(p. 300)

Trudy Bolter, FIGURES DE L'ÉCRIVAIN DANS LE CINÉMA AMÉRICAIN, Rennes, Presses universitaires de Rennes, 2001, 298 pages.

L'élasticité et l'ouverture des noms "livre" et "écrivain" et du verbe "écrire" sont en partie dues au fait qu'en Amérique, où les récompenses accordées aux écrivains à succès sont considérables, l'écriture est considérée comme un art que l'on peut apprendre. Ainsi apparaissent dans la nébuleuse d'attitudes et d'associations centrée sur l'écrivain, des notions qui renvoient à l'éthique du travail et à l'idéal du self-made man. L'écriture, à plus forte raison en tant que technique assimilable, devient un domaine dans lequel on peut prouver sa vaillance, sa fibre, une aire où peut s'obtenir une réussite comparable à toutes les autres réussites, la récompense de l'application et du caractère. L'existence à travers l'Amérique entière d'écoles, de cours, d'ateliers et de "writer's colonies" (des centres de séjours financés par des mécènes dans l'espoir d'améliorer la littérature américaine en bonifiant les conditions de vie des auteurs), suggère que l'art littéraire n'y est pas considéré comme une histoire d'inspiration divine et d'élection aléatoire par le Destin, mais en termes d'apprentissage, de travail et de perfectionnement, comme un artisanat.
(p. 30)

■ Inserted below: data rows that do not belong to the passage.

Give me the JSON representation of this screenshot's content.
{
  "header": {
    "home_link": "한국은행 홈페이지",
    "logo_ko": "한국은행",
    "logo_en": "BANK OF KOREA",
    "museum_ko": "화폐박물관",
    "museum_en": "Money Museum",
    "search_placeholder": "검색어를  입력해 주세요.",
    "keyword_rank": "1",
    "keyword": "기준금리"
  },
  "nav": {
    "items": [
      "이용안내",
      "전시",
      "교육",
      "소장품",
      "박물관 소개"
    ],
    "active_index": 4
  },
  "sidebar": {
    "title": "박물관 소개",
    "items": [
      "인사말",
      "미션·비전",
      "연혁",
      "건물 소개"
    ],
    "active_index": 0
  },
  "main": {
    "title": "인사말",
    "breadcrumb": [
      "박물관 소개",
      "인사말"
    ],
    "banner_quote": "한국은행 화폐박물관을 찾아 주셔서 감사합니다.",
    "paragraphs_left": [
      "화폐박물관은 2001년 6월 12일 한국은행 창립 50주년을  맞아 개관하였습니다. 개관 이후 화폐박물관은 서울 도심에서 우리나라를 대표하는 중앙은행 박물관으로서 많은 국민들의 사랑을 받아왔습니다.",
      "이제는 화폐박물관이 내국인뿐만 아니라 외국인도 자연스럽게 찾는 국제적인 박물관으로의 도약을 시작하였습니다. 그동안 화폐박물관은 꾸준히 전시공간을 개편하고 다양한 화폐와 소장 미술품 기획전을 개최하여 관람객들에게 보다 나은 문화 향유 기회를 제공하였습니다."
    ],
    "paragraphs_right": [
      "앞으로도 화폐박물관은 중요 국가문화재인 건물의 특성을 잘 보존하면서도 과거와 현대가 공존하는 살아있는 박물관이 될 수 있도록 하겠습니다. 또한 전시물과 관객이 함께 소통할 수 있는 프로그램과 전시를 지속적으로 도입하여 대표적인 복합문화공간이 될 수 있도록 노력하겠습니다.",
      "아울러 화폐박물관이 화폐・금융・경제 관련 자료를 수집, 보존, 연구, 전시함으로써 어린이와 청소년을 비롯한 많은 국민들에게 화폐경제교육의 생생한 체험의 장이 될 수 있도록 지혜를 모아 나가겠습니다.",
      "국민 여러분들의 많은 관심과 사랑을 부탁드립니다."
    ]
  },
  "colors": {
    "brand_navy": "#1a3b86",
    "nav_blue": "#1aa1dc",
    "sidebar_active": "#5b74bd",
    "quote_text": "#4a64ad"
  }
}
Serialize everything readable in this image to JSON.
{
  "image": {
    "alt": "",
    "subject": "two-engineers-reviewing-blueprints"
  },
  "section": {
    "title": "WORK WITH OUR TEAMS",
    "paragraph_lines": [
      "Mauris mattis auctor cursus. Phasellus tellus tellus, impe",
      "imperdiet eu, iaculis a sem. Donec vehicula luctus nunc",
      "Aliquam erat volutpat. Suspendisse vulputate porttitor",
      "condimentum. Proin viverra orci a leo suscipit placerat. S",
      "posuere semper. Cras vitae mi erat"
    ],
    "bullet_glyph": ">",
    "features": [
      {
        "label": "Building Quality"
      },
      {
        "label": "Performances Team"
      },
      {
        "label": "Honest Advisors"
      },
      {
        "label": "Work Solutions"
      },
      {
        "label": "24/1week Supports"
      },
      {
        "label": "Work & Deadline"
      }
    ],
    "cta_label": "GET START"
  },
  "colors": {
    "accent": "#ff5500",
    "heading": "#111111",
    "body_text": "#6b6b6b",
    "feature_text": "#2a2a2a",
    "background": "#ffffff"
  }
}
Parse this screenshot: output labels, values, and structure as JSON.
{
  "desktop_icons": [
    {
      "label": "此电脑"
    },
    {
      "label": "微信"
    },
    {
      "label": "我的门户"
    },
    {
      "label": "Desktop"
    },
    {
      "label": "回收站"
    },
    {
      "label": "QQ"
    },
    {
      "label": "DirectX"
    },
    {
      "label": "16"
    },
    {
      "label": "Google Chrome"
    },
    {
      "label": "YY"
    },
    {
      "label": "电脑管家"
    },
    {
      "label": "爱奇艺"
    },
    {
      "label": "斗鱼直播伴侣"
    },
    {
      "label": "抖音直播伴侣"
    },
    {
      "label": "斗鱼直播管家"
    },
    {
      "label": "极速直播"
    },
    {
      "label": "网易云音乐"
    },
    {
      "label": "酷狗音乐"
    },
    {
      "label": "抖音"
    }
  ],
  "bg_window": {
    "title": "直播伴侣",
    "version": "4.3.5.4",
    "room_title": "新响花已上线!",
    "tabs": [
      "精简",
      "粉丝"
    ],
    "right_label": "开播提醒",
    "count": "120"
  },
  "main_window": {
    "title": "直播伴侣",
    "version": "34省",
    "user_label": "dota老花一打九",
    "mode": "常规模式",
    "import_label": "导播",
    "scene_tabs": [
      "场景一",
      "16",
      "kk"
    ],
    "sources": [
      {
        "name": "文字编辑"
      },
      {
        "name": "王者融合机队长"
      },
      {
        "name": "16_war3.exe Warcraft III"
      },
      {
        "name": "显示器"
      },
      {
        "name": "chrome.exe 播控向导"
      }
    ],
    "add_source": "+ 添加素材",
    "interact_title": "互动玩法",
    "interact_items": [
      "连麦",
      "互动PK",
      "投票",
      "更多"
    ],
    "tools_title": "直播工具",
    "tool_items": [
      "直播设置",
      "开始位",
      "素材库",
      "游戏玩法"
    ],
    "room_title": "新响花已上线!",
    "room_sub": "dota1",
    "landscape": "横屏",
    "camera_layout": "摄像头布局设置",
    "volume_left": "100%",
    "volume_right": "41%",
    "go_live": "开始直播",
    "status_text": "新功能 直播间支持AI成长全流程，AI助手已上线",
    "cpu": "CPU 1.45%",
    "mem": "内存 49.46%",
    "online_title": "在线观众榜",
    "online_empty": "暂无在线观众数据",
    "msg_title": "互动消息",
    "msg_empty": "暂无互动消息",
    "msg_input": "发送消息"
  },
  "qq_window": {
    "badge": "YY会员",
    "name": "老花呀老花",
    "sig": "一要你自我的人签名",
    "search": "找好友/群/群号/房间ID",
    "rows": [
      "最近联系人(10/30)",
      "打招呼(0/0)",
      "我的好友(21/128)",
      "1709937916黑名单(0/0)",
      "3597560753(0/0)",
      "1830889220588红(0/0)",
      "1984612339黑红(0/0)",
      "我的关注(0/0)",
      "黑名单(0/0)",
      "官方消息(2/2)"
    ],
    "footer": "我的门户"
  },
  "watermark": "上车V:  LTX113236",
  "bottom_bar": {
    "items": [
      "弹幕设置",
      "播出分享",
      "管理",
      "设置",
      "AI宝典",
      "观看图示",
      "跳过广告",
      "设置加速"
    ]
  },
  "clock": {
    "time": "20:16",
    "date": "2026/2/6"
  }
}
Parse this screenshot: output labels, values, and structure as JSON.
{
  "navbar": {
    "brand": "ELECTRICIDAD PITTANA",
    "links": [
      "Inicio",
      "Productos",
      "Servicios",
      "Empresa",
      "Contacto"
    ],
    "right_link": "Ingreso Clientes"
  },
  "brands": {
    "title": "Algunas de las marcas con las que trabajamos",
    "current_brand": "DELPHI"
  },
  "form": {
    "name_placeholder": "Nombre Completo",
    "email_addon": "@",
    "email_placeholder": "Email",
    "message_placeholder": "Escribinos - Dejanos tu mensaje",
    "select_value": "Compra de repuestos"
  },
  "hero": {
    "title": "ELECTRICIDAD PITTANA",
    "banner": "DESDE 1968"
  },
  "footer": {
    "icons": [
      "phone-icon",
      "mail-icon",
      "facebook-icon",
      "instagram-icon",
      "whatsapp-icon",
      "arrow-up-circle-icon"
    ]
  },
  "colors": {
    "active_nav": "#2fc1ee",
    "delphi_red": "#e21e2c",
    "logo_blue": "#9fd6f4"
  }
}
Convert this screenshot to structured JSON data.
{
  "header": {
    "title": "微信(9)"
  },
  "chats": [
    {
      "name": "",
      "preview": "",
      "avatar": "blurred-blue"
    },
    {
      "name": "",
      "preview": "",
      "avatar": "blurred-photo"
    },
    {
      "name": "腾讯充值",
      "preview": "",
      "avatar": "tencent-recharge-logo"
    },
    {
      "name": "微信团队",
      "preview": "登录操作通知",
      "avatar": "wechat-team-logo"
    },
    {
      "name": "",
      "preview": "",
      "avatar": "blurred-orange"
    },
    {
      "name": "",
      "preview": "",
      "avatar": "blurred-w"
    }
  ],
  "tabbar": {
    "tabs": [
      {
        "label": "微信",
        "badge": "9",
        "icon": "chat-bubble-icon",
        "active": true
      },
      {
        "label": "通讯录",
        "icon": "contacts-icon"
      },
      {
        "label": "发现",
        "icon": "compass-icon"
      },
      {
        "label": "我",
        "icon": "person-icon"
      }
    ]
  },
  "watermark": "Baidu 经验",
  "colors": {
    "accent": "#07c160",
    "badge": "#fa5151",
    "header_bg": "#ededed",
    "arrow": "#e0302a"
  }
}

samedi 1 octobre 2011

Elaine Showalter, A JURY OF HER PEERS, Londres, Virago Press, 2009, 586 pages.

In short, Jo is becoming a professional writer of genre fiction, and using the techniques all serious writers use to understand human experience; but even for a little woman who would be womanly, such secondhand efforts are risky and taboo, while the firsthand "limited experience" available to her as a woman excludes her from attempting more than domestic subjects. Jo's uneasiness is reinforced by the reaction of her fatherly suitor, Professor Bhaer, who tells her that he does not like to see "good young girls" reading such stories, much less writing them, and makes her feel as if "the words 'Weekly Volcano' were printed in large type on her forehead." In Bhaer's eyes, she is almost as sinful as Hester Prynne; and instead of trying to expand her limited experience or challenging society's restrictions on good girls, Jo burns her manuscripts. By the novel's end, she has given up, or at least postponed, her dream of becoming a great author in exchange for marriage and motherhood, and regards the life she had once desired as "selfish, lonely, and cold."
(p. 143)